My trip home from Japan was on a ship called, the USS Breckenridge. It took 11 days to cross the Pacific. I had 2 back to back Tuesdays coming back when we crossed the international date line.  When reporting to Charleston Air Force Station, Maine, I found out that Charleston, Maine was only a Post Office. The people that I talked to at Bangor, Maine, just 30 miles from Charleston, didn't know where this place was. Now in the year 2003, I am retired as a Tool & Die maker from General Motors. My wife Alice & I have been happily married for 43 years. We have 7 children and 22 grandchildren. We are looking forward to the 511th re-union at Colorado Springs, Colorado in September, 2003.


The stories and pictures on this page are as I remember them.  Now at 68 years of age the memory may be starting to fade.  (My wife may disclaim that happily  married for 43 years part.) If you have any additions or corrections  that you would like me to make on this page, please e-mail me at;

A Special Thank You

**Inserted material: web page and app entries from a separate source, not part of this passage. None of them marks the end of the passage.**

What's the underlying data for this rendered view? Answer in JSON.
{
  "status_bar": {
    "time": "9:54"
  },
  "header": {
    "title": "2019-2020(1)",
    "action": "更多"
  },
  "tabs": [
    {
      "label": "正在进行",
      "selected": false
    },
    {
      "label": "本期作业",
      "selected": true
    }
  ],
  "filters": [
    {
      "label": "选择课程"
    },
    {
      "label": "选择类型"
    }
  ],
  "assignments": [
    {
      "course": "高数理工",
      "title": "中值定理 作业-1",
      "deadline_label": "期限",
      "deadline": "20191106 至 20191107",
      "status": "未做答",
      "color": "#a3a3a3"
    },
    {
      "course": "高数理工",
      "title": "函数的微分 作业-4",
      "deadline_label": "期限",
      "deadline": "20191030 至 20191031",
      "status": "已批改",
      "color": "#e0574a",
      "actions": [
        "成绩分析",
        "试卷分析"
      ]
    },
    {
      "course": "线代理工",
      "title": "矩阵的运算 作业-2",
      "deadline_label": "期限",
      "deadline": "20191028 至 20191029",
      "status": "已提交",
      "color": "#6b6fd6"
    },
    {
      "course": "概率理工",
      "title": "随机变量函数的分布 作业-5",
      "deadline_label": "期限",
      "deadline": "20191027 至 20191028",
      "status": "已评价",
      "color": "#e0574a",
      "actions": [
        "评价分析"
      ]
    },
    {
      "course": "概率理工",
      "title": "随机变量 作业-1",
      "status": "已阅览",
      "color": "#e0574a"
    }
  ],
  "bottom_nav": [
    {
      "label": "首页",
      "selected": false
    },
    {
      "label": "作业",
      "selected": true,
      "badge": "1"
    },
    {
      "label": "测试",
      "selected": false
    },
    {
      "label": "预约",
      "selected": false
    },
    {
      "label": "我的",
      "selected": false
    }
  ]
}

I would like to thank Fritz Hediger, Phil Jeske & Bob Marshall for providing most of the pictures for this page.


511th 2003 Re-union